"Pentawer, who bore that other name.
He was brought in because of his collusion [with] Tiy, his mother, when she discussed the words with the women of the harem, being hostile against his lord. He was placed before the butlers, in order to examine him; they found him guilty; they left him in his place; he took his own life."
There are a couple of points to take note of here:
- The 'butlers' mentioned here are high ranking officials that were appointed to serve as members of the judicial court.
- The phrase 'who bore that other name' tells us that 'Pentawer' was not his real name. He was renamed in the records to erase the traitor completely from memory.
- Apparently, he was allowed or forced to commit suicide. Some of the other conspirators were not given this privilege, possibly because they were not of noble descent.
- The phrase 'they brought his punishment upon him' that is sometimes used in reference to other conspirators, is lacking in the case of Pentawer. This is an indication that Pentawer's corps was not destroyed. Destruction of the body would completely annihilate the criminal for all time to come because it would be impossible to reach the afterlife without an intact body.
Putting the Puzzle Together
If we combine all the evidence before us, there is a likely scenario that is consistent with the facts, and at the same time would explain most of the mystery surrounding Unknown Man E.
We can now safely assume that Unknown Man E is prince Pentawer. After the Harem Conspiracy was uncovered and failed to put him on the throne, Pentawer was sentenced to death. He was allowed to take his own life and it is likely that he did so by hanging himself. After his death, he was denied a proper burial and with it, a chance to reach the afterlife. However, a person of some influence took care of the body and made sure it was at least hastily mummified, rather than just leaving it to decay. When during the last years of the reign of Ramesses XI tomb robbery became a state sponsored project, Theban officials opened up all the royal tombs that were known to them and gathered up the precious mummies to strip them of their valuables. When they were done, they reburied the mummies in the Royal Cache of Deir el-Bahri.
It is hard to miss the irony in the fact that both the victim of the murder plot and one of the main conspirators in that very plot, eventually suffered the same fate. Both of them were buried together, in the Royal Cache of Deir el-Bahri, hidden away side by side for 3000 years.

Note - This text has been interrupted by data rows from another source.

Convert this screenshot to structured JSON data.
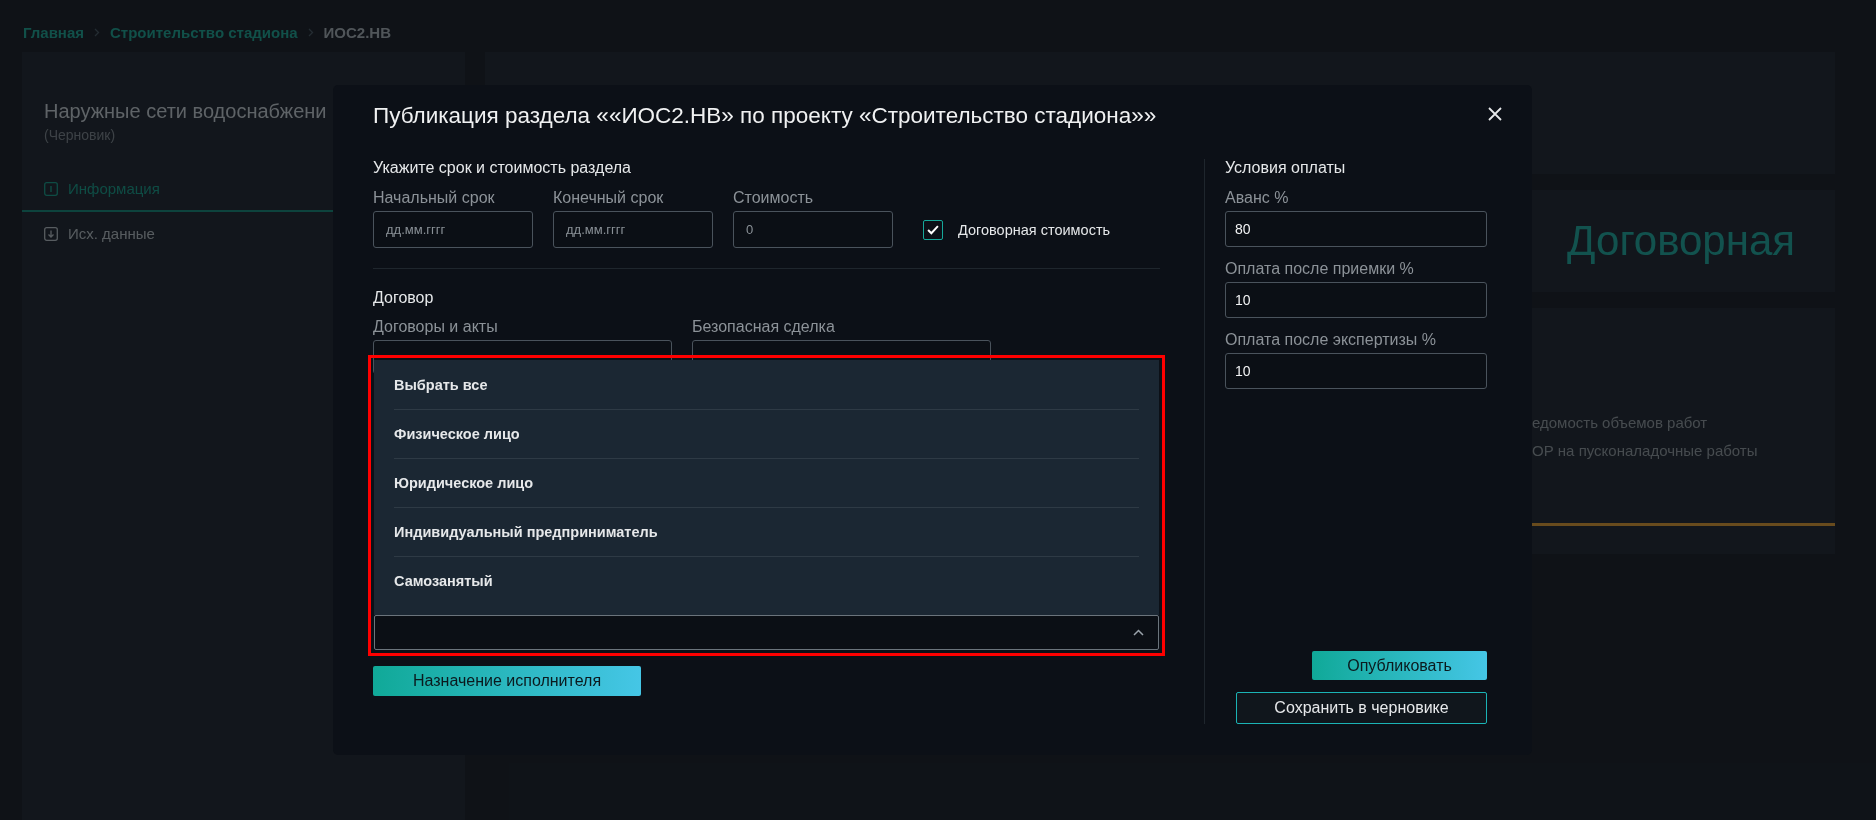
{
  "breadcrumb": [
    {
      "label": "Главная",
      "selected": false
    },
    {
      "label": "Строительство стадиона",
      "selected": false
    },
    {
      "label": "ИОС2.НВ",
      "selected": true
    }
  ],
  "sidebar": {
    "title": "Наружные сети водоснабжени",
    "status": "(Черновик)",
    "tabs": [
      {
        "label": "Информация",
        "selected": true,
        "kind": "info"
      },
      {
        "label": "Исх. данные",
        "selected": false,
        "kind": "download"
      }
    ]
  },
  "background": {
    "price": "Договорная",
    "documents": [
      "едомость объемов работ",
      "ОР на пусконаладочные работы"
    ]
  },
  "modal": {
    "title": "Публикация раздела ««ИОС2.НВ» по проекту «Строительство стадиона»»",
    "dates_section": {
      "title": "Укажите срок и стоимость раздела",
      "fields": [
        {
          "label": "Начальный срок",
          "placeholder": "дд.мм.гггг"
        },
        {
          "label": "Конечный срок",
          "placeholder": "дд.мм.гггг"
        },
        {
          "label": "Стоимость",
          "placeholder": "0"
        }
      ],
      "negotiable": {
        "label": "Договорная стоимость",
        "checked": true
      }
    },
    "contract_section": {
      "title": "Договор",
      "fields": [
        {
          "label": "Договоры и акты"
        },
        {
          "label": "Безопасная сделка"
        }
      ],
      "dropdown": {
        "expanded": true,
        "highlighted": true,
        "options": [
          "Выбрать все",
          "Физическое лицо",
          "Юридическое лицо",
          "Индивидуальный предприниматель",
          "Самозанятый"
        ]
      }
    },
    "assign_button": "Назначение исполнителя",
    "payment": {
      "title": "Условия оплаты",
      "fields": [
        {
          "label": "Аванс %",
          "value": "80"
        },
        {
          "label": "Оплата после приемки %",
          "value": "10"
        },
        {
          "label": "Оплата после экспертизы %",
          "value": "10"
        }
      ]
    },
    "buttons": [
      {
        "label": "Опубликовать",
        "kind": "primary"
      },
      {
        "label": "Сохранить в черновике",
        "kind": "secondary"
      }
    ]
  }
}
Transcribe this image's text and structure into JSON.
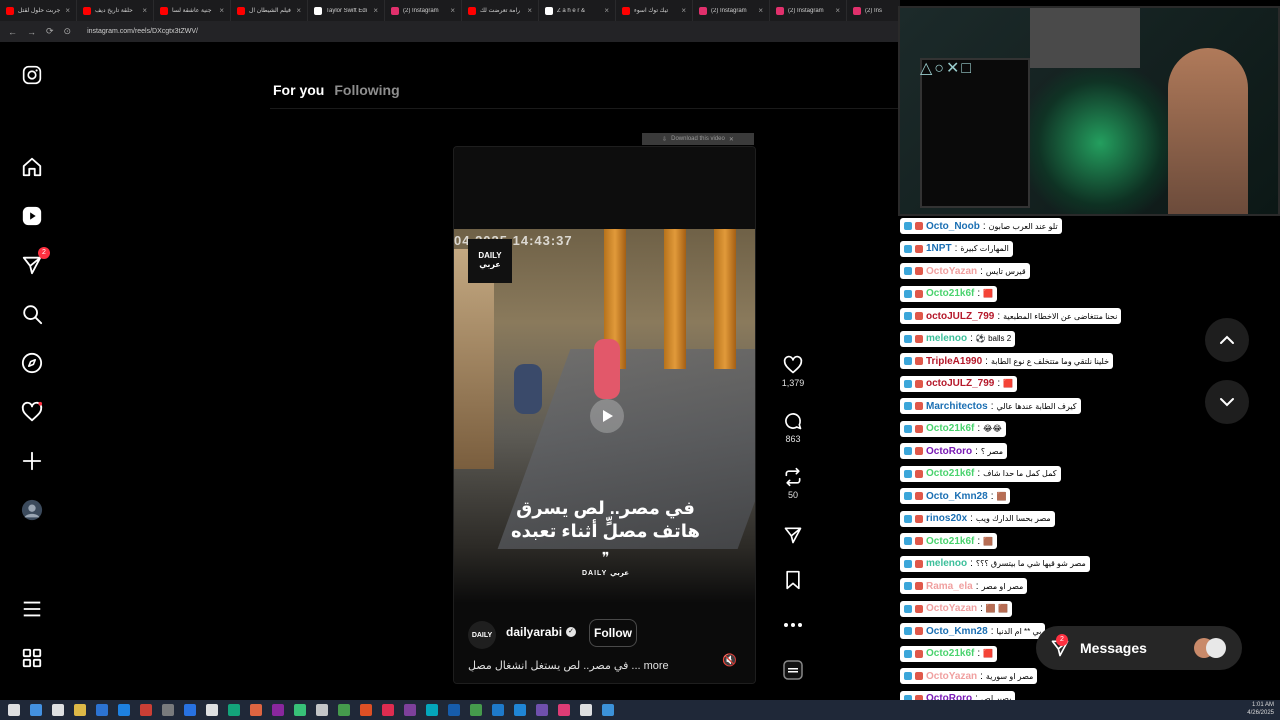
{
  "browser": {
    "tabs": [
      {
        "title": "جربت حلول لقتل",
        "color": "#ff0000"
      },
      {
        "title": "حلقة تاريخ ديف",
        "color": "#ff0000"
      },
      {
        "title": "جنية عاشقة لسا",
        "color": "#ff0000"
      },
      {
        "title": "فيلم الشيطان ال",
        "color": "#ff0000"
      },
      {
        "title": "Taylor Swift Edi",
        "color": "#ffffff"
      },
      {
        "title": "(2) Instagram",
        "color": "#e1306c"
      },
      {
        "title": "رامة تعرضت لك",
        "color": "#ff0000"
      },
      {
        "title": "Z a h e r &",
        "color": "#ffffff"
      },
      {
        "title": "تيك توك اسوء",
        "color": "#ff0000"
      },
      {
        "title": "(2) Instagram",
        "color": "#e1306c"
      },
      {
        "title": "(2) Instagram",
        "color": "#e1306c"
      },
      {
        "title": "(2) Ins",
        "color": "#e1306c"
      }
    ],
    "url": "instagram.com/reels/DXcgtx3tZWV/"
  },
  "sidebar": {
    "icons": [
      "instagram-logo-icon",
      "home-icon",
      "reels-icon",
      "direct-messages-icon",
      "search-icon",
      "explore-icon",
      "notifications-icon",
      "create-icon",
      "profile-avatar",
      "more-menu-icon",
      "also-from-meta-icon"
    ],
    "messages_badge": "2"
  },
  "feed": {
    "tab_foryou": "For you",
    "tab_following": "Following"
  },
  "reel": {
    "download_label": "Download this video",
    "timestamp": "04 2025 14:43:37",
    "logo_top": "DAILY",
    "logo_bottom": "عربي",
    "caption_line1": "في مصر.. لص يسرق",
    "caption_line2": "هاتف مصلٍّ أثناء تعبده",
    "quote_mark": "❞",
    "watermark": "DAILY عربي",
    "author": "dailyarabi",
    "verified_mark": "✓",
    "follow_label": "Follow",
    "post_caption": "في مصر.. لص يستغل انشغال مصلٍ ... more",
    "mute_icon": "🔇"
  },
  "actions": {
    "likes": "1,379",
    "comments": "863",
    "reposts": "50"
  },
  "chat": [
    {
      "user": "Octo_Noob",
      "msg": "تلو عند العرب صابون",
      "color": "#1b6fb3"
    },
    {
      "user": "1NPT",
      "msg": "المهارات كبيرة",
      "color": "#1b6fb3"
    },
    {
      "user": "OctoYazan",
      "msg": "قيرس تايس",
      "color": "#f0a0a0"
    },
    {
      "user": "Octo21k6f",
      "msg": "🟥",
      "color": "#4ad36e"
    },
    {
      "user": "octoJULZ_799",
      "msg": "نحنا متتغاضى عن الاخطاء المطبعية",
      "color": "#b5182a"
    },
    {
      "user": "melenoo",
      "msg": "2 balls ⚽",
      "color": "#3bbf9a"
    },
    {
      "user": "TripleA1990",
      "msg": "خلينا نلتقي وما متتخلف ع نوع الطابة",
      "color": "#b5182a"
    },
    {
      "user": "octoJULZ_799",
      "msg": "🟥",
      "color": "#b5182a"
    },
    {
      "user": "Marchitectos",
      "msg": "كيرف الطابة عندها عالي",
      "color": "#1b6fb3"
    },
    {
      "user": "Octo21k6f",
      "msg": "😂😂",
      "color": "#4ad36e"
    },
    {
      "user": "OctoRoro",
      "msg": "مصر ؟",
      "color": "#7a1bb5"
    },
    {
      "user": "Octo21k6f",
      "msg": "كمل كمل ما حدا شاف",
      "color": "#4ad36e"
    },
    {
      "user": "Octo_Kmn28",
      "msg": "🟫",
      "color": "#1b6fb3"
    },
    {
      "user": "rinos20x",
      "msg": "مصر بحسا الدارك ويب",
      "color": "#1b6fb3"
    },
    {
      "user": "Octo21k6f",
      "msg": "🟫",
      "color": "#4ad36e"
    },
    {
      "user": "melenoo",
      "msg": "مصر شو قيها شي ما بيتسرق ؟؟؟",
      "color": "#3bbf9a"
    },
    {
      "user": "Rama_ela",
      "msg": "مصر او مصر",
      "color": "#f0a0a0"
    },
    {
      "user": "OctoYazan",
      "msg": "🟫 🟫",
      "color": "#f0a0a0"
    },
    {
      "user": "Octo_Kmn28",
      "msg": "بي ** ام الدنيا",
      "color": "#1b6fb3"
    },
    {
      "user": "Octo21k6f",
      "msg": "🟥",
      "color": "#4ad36e"
    },
    {
      "user": "OctoYazan",
      "msg": "مصر او سورية",
      "color": "#f0a0a0"
    },
    {
      "user": "OctoRoro",
      "msg": "بصير لص",
      "color": "#7a1bb5"
    }
  ],
  "messages": {
    "label": "Messages",
    "badge": "2"
  },
  "taskbar": {
    "time": "1:01 AM",
    "date": "4/26/2025"
  }
}
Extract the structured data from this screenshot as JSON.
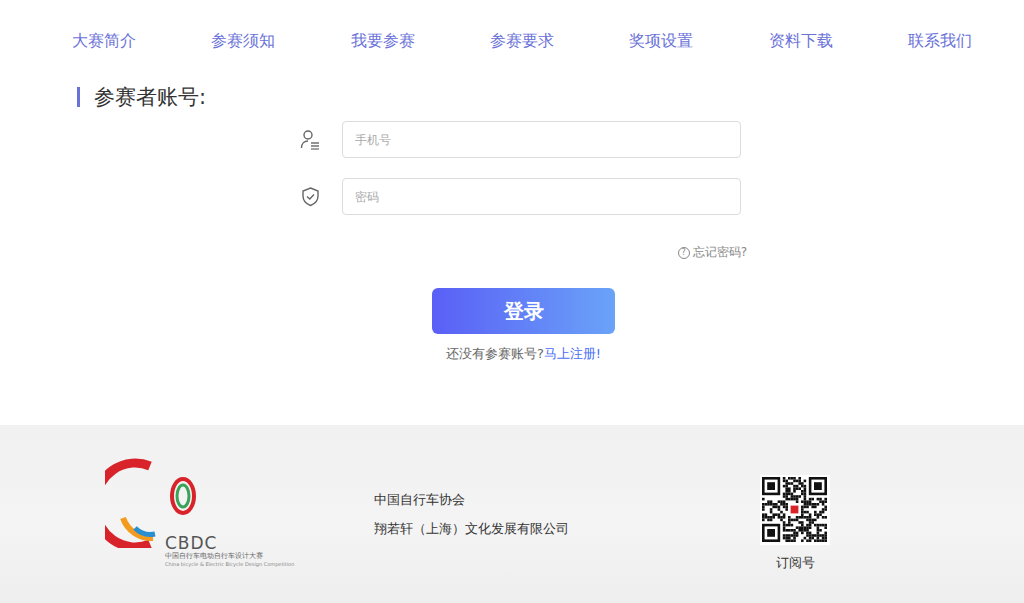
{
  "nav": [
    "大赛简介",
    "参赛须知",
    "我要参赛",
    "参赛要求",
    "奖项设置",
    "资料下载",
    "联系我们"
  ],
  "section_title": "参赛者账号:",
  "form": {
    "phone_placeholder": "手机号",
    "password_placeholder": "密码",
    "forgot_icon": "?",
    "forgot": "忘记密码?",
    "login_button": "登录",
    "register_prompt": "还没有参赛账号?",
    "register_link": "马上注册!"
  },
  "footer": {
    "logo": {
      "text": "CBDC",
      "subtitle_cn": "中国自行车电动自行车设计大赛",
      "subtitle_en": "China bicycle & Electric Bicycle Design Competition"
    },
    "organizers": [
      "中国自行车协会",
      "翔若轩（上海）文化发展有限公司"
    ],
    "qr_caption": "订阅号"
  }
}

The following sources were used for this article:
- The Mystery of Unknown Man E, Bob Brier (Archaeology april/march 2006, pp 36-42)
- Records of the Harem Conspiracy against Ramses III
- Revisiting the harem conspiracy and death of Ramesses III: anthropological, forensic, radiological, and genetic study , Zahi Hawass, Somaia Ismail, Ashraf Selim
- The Harem Conspiracy: The Murder of Ramesses III, Susan Redford, 2008
ziyena from the Somewhere Out There on July 12, 2017:
Very informative and good read ... especially about the information on how this person might have died. The forensic presentation is so interesting and all its possibilities ... Thank You
Ian Spike from Cebu, Philippines on May 06, 2017:
wow. I've always been fascinated with Ancient Egypt and after reading this I realized there was more to them than pyramids and gold, mathematics and mysticism as well as worshiping cats. Great article, thanks:)